I was soaked to the bone before I’d even made it halfway across the yard. Did I mention it was absolutely pouring at this point? Armed with a couple of sections of extendable probe and a shovel, I sloshed through the yard and down through the woods to where the drain reaches daylight. I could have saved myself the time and effort of carrying tools, because as soon as I tapped the edge of the plastic drain cover, the pressure of water behind it sent the cover skidding between by feet… to be followed immediately by a 5-inch diameter tube of rancid muck that was serving to plug the drain. How exactly it expanded from that 5-inch diameter to cover me from mid-chest to toes over a span of two feet, I will never understand. Just one of the many wonders of water pressure.
My best guess is this conglomeration of mud and muck was obstructing just enough of the pipe that it let a light rain or the sump discharge drain more or less unimpeded. Once under pressure, say from a 100-foot long column of water behind it, the foul-smelling stuff expanded to block off the drain completely and sent the overflow looking for the next easiest outlet. At least that’s what I think it was doing before it blew up all over my face.
The good news is that the drains are all flowing just fine now. The bad news is that I may have contracted ebola, zika, cholera, typhoid, or ghonoherpasyphilaids from whatever foul substance came flying out of that drain. If this is my last post, at least now you’ll know how it ended.
Most days I watch the local morning news out of Baltimore. During the week, mostly I’m keeping an ear open for the traffic reports and weather forecast. On the weekends, I imagine it’s just force of habit more than anything else. In any case, I should probably change that habit, because as often as not, Baltimore news just agitates the hell out of me.
Take this morning, for instance – when one report was covering the continuing deterioration of the city’s water system and proposal that rates be increased 9% a year over each of the next 3 years. Municipal water systems are almost the working definition of the kind of services one might expect a city to provide, but of course much of the utility network undergirding Baltimore has been buried for more than a century. That’s long past the time even the most ambitious of engineers would have imagined their work staying in service. If you defer maintenance on such a system long enough all manner of bad things will tend to happen to it. That’s the situation Baltimore is facing.
Maintenance, of course, takes money and that’s one of those things that Baltimore never seems to have. It’s one of those pesky consequences of making policy decisions that chase your tax base out of the city and into the county. But this morning, the story focused on a “local activist” who opposed this “vicious rate increase” even while admitting that he knew the system needed upgrades almost city-wide.

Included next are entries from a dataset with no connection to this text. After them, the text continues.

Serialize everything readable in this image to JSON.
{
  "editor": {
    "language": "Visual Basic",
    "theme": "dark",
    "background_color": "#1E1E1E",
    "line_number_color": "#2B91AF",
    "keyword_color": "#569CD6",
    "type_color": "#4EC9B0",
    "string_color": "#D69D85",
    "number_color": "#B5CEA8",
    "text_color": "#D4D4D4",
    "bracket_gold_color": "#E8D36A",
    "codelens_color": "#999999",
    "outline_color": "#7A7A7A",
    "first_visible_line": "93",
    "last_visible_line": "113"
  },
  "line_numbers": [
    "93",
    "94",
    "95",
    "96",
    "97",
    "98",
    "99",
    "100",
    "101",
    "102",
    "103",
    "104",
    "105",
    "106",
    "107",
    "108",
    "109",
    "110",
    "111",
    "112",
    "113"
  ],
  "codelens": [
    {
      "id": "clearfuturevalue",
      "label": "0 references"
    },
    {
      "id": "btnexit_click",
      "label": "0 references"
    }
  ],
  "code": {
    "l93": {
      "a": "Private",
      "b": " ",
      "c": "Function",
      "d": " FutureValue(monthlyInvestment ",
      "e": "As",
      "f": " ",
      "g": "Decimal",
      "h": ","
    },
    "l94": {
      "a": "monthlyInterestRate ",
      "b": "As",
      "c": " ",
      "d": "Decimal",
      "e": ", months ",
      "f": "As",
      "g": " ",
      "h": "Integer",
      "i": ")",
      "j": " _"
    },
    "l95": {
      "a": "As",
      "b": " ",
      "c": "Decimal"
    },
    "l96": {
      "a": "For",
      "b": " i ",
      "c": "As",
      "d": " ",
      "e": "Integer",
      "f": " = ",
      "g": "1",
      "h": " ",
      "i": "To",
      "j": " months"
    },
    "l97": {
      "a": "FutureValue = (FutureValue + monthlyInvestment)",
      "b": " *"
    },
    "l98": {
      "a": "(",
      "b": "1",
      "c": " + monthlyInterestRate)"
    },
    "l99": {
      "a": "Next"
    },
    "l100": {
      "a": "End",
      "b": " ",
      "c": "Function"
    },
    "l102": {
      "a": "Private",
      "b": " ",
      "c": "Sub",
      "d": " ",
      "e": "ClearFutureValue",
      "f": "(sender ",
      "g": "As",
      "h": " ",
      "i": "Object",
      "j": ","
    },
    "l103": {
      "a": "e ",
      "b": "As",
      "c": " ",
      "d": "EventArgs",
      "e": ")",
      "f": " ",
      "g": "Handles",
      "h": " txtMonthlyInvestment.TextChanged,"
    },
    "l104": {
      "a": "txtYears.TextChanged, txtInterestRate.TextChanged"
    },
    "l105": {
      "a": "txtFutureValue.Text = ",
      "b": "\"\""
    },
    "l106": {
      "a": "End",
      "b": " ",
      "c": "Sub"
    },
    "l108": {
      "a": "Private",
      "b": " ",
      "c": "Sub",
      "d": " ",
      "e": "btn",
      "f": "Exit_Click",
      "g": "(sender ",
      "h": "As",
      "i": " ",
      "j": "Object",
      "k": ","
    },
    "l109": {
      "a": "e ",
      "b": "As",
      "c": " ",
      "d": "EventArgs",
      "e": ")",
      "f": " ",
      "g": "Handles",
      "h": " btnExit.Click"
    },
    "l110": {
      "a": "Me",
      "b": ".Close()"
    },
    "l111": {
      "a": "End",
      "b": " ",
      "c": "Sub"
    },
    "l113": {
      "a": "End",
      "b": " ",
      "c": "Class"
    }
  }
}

I suppose my real question is, if the those who use the water – the people and businesses served by the municipal water system – aren’t responsible for paying to keep the system running, who is he proposing foot the bill? For some reason I’m catching the scent of another Baltimore City boondoggle the cost of which the city is going to try to pass along to the more than 5 million Marylanders who don’t use the city’s water. I’m also more than a little curious as to how I can tap into that alternate payment source if they day ever comes when I need to replace my well.
I mean if water is a right and should be provided for “free,” someone else should pay for it… or maybe that’s only true as long as the cash flows one way: from everywhere else in the state towards the Inner Harbor.